▶ [What to do]
Retype the whole listing below, character for character.

▼▼▼

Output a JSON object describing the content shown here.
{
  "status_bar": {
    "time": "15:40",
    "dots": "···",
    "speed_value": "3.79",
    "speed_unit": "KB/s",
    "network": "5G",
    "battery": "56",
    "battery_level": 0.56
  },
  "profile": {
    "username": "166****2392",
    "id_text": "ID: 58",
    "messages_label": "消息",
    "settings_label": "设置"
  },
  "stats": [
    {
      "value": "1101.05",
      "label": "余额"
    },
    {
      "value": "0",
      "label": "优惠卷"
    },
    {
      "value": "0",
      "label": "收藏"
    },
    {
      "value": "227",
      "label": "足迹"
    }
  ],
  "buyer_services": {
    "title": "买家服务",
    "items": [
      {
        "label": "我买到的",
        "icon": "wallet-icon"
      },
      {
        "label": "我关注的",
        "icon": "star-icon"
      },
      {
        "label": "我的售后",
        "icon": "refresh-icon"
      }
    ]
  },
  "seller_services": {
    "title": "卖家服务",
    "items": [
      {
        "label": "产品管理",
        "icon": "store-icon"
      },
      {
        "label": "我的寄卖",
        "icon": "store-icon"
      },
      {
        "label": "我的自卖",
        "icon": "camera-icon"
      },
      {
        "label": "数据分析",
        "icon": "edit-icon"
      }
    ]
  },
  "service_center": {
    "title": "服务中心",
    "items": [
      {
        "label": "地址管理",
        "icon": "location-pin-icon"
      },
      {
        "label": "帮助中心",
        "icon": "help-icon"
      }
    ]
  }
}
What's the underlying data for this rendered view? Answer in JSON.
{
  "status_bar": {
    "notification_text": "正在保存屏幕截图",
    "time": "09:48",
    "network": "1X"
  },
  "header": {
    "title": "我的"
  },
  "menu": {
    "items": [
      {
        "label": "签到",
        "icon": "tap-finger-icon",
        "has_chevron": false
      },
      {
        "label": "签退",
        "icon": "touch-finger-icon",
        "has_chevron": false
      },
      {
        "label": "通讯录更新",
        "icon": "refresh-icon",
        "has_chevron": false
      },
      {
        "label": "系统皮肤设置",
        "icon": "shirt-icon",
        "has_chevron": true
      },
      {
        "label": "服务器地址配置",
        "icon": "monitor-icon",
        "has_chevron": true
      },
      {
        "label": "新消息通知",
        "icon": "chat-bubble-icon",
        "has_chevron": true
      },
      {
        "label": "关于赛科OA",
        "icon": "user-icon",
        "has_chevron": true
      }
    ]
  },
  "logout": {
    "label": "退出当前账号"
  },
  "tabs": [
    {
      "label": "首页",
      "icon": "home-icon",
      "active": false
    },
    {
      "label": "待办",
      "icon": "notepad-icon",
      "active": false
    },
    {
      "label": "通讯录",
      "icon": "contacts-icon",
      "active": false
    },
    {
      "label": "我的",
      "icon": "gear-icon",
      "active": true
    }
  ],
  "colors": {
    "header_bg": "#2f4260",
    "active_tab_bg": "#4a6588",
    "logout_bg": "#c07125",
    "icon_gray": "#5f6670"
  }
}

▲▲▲

▶ [Exercise result]
Output a JSON object describing the content shown here.
{
  "status_bar": {
    "time": "15:40",
    "dots": "···",
    "speed_value": "3.79",
    "speed_unit": "KB/s",
    "network": "5G",
    "battery": "56",
    "battery_level": 0.56
  },
  "profile": {
    "username": "166****2392",
    "id_text": "ID: 58",
    "messages_label": "消息",
    "settings_label": "设置"
  },
  "stats": [
    {
      "value": "1101.05",
      "label": "余额"
    },
    {
      "value": "0",
      "label": "优惠卷"
    },
    {
      "value": "0",
      "label": "收藏"
    },
    {
      "value": "227",
      "label": "足迹"
    }
  ],
  "buyer_services": {
    "title": "买家服务",
    "items": [
      {
        "label": "我买到的",
        "icon": "wallet-icon"
      },
      {
        "label": "我关注的",
        "icon": "star-icon"
      },
      {
        "label": "我的售后",
        "icon": "refresh-icon"
      }
    ]
  },
  "seller_services": {
    "title": "卖家服务",
    "items": [
      {
        "label": "产品管理",
        "icon": "store-icon"
      },
      {
        "label": "我的寄卖",
        "icon": "store-icon"
      },
      {
        "label": "我的自卖",
        "icon": "camera-icon"
      },
      {
        "label": "数据分析",
        "icon": "edit-icon"
      }
    ]
  },
  "service_center": {
    "title": "服务中心",
    "items": [
      {
        "label": "地址管理",
        "icon": "location-pin-icon"
      },
      {
        "label": "帮助中心",
        "icon": "help-icon"
      }
    ]
  }
}
What's the underlying data for this rendered view? Answer in JSON.
{
  "status_bar": {
    "notification_text": "正在保存屏幕截图",
    "time": "09:48",
    "network": "1X"
  },
  "header": {
    "title": "我的"
  },
  "menu": {
    "items": [
      {
        "label": "签到",
        "icon": "tap-finger-icon",
        "has_chevron": false
      },
      {
        "label": "签退",
        "icon": "touch-finger-icon",
        "has_chevron": false
      },
      {
        "label": "通讯录更新",
        "icon": "refresh-icon",
        "has_chevron": false
      },
      {
        "label": "系统皮肤设置",
        "icon": "shirt-icon",
        "has_chevron": true
      },
      {
        "label": "服务器地址配置",
        "icon": "monitor-icon",
        "has_chevron": true
      },
      {
        "label": "新消息通知",
        "icon": "chat-bubble-icon",
        "has_chevron": true
      },
      {
        "label": "关于赛科OA",
        "icon": "user-icon",
        "has_chevron": true
      }
    ]
  },
  "logout": {
    "label": "退出当前账号"
  },
  "tabs": [
    {
      "label": "首页",
      "icon": "home-icon",
      "active": false
    },
    {
      "label": "待办",
      "icon": "notepad-icon",
      "active": false
    },
    {
      "label": "通讯录",
      "icon": "contacts-icon",
      "active": false
    },
    {
      "label": "我的",
      "icon": "gear-icon",
      "active": true
    }
  ],
  "colors": {
    "header_bg": "#2f4260",
    "active_tab_bg": "#4a6588",
    "logout_bg": "#c07125",
    "icon_gray": "#5f6670"
  }
}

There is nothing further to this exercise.